The tenants at the community gardens on Railway Avenue are from all corners of the globe and are about to launch their own seed library
Rachel Qian is one of the tenants at the community gardens on Railway Avenue at Hollymount Gate

They mainly communicate via the universal language of gardening and they’re about to embark on their first ever spring season.

The tenants of the 40 or so, relatively new plots at the community garden near Railway Avenue and Hollymount Gate in south Richmond are local residents, but originally from all corners of the globe.

They each bring with them their green-fingered experience – and subsequent culinary tastes – from the likes of Europe, China, India and South America.

And in a couple of weeks they will be launching their first ever seed library, just eight months after the community garden was created.

“A neighbour handyman is making it right now and we’re all very excited,” one of the plot tenants, Rachel Qian, told the Richmond News.

“It will be seeds from our crops and we will hopefully be exchanging them and learning even more about each other’s crops as we go.”

Qian said she had very little knowledge of growing her own vegetables and other produce until she joined the community garden last year.

Now, with the help of her new-found gardening friends, she’s been producing the likes of lettuce and carrots.

“The people here are amazing, they’re from everywhere around the world, so they’re all growing different things and sharing those experiences from around the world.

“Some of them speak English, but that fluent…We try to understand each other, but we can still exchange seeds at harvest time.

“We all communicate through gardening.
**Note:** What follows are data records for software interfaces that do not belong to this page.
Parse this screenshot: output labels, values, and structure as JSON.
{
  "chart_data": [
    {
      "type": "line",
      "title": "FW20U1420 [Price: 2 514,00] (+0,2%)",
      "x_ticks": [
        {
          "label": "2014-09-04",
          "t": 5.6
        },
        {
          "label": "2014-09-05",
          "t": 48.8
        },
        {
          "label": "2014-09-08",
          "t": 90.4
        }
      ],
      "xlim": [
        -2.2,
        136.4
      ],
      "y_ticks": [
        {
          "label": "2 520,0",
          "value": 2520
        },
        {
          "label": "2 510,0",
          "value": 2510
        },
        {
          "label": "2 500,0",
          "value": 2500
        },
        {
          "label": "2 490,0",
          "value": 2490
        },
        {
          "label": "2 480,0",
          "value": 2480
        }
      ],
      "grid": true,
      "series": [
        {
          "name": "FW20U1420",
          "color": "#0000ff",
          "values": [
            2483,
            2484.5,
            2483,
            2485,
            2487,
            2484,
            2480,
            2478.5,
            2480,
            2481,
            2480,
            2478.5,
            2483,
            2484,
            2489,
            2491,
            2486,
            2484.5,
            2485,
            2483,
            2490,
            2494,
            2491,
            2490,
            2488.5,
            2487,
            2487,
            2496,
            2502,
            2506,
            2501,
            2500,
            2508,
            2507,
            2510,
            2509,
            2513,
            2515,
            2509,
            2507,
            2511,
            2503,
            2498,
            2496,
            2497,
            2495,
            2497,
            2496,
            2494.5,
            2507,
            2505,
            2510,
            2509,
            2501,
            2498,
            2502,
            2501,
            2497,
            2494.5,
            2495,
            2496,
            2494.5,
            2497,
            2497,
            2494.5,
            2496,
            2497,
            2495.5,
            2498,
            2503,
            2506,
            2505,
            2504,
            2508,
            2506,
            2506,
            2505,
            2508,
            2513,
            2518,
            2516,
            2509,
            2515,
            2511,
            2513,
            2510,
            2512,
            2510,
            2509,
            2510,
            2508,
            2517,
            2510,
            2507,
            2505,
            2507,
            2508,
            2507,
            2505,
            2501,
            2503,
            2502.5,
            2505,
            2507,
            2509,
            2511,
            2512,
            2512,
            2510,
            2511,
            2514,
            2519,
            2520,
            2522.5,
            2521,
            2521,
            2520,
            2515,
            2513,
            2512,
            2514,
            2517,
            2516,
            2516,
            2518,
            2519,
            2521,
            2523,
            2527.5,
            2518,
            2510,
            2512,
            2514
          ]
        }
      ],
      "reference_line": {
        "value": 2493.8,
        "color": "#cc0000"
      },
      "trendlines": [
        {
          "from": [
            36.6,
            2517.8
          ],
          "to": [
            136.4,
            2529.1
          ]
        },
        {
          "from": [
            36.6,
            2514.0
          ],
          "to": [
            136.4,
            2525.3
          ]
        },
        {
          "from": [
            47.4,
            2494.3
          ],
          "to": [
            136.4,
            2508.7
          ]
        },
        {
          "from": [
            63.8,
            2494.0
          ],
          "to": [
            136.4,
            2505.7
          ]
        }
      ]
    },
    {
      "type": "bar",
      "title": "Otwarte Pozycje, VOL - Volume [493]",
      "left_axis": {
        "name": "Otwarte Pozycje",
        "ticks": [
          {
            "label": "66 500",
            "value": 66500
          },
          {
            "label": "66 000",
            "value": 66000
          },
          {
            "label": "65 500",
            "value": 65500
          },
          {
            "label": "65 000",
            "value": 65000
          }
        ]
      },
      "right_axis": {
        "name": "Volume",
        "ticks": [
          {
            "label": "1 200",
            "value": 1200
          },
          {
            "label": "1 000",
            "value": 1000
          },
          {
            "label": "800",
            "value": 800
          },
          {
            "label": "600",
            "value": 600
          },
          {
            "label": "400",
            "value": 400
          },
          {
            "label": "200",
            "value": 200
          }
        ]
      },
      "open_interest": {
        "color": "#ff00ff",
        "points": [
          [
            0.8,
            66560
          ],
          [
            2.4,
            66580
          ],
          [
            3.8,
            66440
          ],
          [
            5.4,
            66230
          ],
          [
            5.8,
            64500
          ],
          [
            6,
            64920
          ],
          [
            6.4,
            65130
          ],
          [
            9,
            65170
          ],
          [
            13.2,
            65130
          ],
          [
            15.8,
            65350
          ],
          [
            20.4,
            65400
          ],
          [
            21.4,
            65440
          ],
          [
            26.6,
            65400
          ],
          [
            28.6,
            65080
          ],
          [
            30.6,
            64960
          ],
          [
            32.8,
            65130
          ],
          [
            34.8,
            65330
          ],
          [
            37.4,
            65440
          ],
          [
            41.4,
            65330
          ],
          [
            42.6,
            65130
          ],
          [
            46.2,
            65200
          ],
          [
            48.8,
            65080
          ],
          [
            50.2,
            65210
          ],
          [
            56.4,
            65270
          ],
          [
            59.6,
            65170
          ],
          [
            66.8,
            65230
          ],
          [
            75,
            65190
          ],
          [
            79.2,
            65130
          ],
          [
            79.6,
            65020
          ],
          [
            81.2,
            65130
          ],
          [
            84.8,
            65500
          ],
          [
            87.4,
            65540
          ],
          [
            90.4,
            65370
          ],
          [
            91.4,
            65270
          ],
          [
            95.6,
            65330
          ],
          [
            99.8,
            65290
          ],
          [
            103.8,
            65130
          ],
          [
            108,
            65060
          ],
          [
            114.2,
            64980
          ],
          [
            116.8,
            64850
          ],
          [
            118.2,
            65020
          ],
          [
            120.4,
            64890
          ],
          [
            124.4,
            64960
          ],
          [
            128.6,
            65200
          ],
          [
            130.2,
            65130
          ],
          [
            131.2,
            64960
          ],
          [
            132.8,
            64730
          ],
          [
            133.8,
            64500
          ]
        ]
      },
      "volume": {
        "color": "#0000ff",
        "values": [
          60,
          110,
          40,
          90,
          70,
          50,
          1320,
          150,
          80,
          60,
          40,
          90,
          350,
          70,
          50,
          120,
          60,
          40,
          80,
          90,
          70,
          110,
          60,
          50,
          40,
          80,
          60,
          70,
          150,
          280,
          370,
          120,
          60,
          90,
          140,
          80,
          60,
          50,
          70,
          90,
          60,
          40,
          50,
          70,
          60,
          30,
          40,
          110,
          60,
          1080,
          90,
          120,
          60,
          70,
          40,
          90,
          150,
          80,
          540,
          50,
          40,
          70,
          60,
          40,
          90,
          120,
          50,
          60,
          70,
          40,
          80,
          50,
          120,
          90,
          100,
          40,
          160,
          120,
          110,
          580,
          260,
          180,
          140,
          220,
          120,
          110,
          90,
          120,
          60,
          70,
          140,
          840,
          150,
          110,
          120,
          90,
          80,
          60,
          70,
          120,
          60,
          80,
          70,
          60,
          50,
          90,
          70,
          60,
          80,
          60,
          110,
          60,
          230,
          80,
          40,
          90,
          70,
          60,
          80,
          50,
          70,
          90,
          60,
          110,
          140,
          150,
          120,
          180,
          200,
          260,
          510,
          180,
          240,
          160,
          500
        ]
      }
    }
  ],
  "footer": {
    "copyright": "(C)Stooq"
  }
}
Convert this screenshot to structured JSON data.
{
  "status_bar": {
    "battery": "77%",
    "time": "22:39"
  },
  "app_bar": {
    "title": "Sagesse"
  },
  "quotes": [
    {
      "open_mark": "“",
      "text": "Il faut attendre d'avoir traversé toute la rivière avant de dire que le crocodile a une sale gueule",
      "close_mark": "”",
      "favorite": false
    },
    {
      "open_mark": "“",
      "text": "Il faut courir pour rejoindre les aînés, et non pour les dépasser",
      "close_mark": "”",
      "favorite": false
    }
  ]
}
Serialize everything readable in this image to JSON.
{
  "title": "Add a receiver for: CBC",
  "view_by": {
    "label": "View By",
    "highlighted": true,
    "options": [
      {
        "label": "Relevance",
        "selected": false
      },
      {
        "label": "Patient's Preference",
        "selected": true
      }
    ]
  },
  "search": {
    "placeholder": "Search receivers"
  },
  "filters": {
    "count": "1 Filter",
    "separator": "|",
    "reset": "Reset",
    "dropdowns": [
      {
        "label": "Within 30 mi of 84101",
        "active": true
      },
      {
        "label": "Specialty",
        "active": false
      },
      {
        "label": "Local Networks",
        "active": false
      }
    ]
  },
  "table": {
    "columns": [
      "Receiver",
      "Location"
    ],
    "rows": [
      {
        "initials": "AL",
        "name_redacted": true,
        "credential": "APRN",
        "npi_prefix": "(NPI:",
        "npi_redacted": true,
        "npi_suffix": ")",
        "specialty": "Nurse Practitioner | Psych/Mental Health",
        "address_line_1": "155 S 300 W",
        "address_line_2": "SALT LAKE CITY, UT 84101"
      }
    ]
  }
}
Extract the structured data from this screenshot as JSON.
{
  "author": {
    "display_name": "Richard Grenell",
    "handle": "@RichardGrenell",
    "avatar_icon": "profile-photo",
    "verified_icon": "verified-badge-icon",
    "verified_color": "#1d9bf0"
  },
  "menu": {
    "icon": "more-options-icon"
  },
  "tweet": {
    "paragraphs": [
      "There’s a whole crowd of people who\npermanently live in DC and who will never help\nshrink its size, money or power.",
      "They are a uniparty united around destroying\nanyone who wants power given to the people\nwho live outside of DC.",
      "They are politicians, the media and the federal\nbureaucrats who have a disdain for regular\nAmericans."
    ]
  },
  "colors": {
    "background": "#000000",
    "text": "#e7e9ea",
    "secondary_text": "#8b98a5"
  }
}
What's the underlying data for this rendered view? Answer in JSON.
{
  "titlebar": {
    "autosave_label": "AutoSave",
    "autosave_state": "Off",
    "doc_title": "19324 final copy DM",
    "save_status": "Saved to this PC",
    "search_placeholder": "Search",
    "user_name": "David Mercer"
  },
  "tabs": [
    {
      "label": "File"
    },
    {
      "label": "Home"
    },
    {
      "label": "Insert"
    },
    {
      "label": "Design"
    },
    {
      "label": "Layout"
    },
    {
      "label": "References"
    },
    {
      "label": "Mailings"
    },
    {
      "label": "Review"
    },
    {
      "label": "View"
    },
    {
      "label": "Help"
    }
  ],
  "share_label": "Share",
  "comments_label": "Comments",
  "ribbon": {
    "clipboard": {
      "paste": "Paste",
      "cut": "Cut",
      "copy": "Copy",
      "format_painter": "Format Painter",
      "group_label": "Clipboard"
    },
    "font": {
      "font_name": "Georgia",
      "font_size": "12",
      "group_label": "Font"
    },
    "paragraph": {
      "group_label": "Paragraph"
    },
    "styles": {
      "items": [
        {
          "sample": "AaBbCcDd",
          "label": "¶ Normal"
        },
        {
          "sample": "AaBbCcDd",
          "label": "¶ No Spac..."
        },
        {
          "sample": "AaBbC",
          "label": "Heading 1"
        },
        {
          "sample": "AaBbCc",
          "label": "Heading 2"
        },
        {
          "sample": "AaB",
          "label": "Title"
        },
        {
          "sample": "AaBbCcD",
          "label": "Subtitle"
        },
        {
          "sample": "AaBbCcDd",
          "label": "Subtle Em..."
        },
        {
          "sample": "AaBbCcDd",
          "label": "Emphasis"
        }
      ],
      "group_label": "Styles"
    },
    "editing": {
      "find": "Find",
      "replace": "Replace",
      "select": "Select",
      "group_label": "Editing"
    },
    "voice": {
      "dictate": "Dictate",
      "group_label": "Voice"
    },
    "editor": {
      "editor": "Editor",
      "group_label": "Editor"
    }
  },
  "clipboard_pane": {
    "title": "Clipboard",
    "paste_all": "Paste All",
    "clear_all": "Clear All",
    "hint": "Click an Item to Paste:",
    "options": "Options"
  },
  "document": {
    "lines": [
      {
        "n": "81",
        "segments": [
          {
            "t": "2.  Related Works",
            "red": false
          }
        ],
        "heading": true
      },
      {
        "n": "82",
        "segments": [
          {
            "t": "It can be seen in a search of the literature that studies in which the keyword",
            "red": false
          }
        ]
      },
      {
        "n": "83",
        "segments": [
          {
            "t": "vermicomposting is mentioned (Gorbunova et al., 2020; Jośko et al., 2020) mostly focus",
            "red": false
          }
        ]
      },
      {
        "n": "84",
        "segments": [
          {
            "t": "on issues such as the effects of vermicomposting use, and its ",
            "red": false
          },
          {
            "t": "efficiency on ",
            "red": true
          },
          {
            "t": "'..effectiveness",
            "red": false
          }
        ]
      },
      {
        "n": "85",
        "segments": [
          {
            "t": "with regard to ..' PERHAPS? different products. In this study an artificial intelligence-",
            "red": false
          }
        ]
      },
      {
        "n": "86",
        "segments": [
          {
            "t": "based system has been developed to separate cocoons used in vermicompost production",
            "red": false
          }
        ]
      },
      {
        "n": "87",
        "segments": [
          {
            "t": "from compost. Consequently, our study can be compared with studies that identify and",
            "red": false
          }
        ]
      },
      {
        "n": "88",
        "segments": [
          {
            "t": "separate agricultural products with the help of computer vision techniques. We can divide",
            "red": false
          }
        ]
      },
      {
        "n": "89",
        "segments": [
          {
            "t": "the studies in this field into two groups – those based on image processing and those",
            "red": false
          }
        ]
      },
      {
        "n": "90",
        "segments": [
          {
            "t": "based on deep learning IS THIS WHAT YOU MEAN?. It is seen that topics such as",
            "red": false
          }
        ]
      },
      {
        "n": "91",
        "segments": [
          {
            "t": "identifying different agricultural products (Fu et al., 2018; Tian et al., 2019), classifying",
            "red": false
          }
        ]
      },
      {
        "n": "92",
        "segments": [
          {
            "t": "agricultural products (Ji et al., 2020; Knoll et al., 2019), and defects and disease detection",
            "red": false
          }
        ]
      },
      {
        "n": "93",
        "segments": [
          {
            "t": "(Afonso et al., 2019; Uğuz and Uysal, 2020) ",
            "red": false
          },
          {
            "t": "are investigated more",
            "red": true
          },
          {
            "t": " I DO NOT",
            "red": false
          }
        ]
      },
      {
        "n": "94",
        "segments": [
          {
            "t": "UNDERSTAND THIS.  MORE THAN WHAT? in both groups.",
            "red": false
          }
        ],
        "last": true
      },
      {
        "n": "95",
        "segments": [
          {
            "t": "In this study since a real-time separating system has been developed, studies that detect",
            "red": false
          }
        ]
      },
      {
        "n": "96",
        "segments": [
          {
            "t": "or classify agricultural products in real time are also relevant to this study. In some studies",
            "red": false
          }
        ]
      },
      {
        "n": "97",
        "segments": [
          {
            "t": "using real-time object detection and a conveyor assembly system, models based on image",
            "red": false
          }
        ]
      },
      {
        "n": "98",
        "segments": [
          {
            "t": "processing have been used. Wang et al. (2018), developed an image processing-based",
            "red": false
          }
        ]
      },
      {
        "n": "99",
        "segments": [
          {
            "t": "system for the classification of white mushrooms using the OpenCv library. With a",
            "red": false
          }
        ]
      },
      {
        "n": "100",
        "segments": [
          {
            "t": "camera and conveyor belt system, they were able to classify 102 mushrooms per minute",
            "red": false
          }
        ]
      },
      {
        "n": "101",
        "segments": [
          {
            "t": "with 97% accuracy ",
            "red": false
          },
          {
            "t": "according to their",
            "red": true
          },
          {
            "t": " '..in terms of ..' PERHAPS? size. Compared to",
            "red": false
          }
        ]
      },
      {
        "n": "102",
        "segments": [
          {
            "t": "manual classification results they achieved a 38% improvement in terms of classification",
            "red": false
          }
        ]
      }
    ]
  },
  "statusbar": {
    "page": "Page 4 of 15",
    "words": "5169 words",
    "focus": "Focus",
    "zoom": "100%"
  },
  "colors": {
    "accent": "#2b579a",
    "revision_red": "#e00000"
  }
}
We can show each other and motion what we are doing and we can understand from that. It’s amazing.
Qian said she has a small backyard, but it doesn’t get half of the sunshine that the community garden gets.

Connecting with your neighbours

And besides, she would never meet the people she has if she hadn’t joined up last summer.

“It’s just wonderful for communicating with your neighbours and getting to know people…making connections,” added Qian, an immigrant from China about five years ago.

“I love this place so much. We were all helping each other last fall when we were setting up. There were kids, adults, it was wonderful.”

Thanks to the Environmental Enhancement Grant, approved by City of Richmond and Urban Bounty, the gardeners will open up their seed and plant library at an event on April 1 from 10:30 a.m. to 11:30 a.m. and will host a free workshop about seed-saving.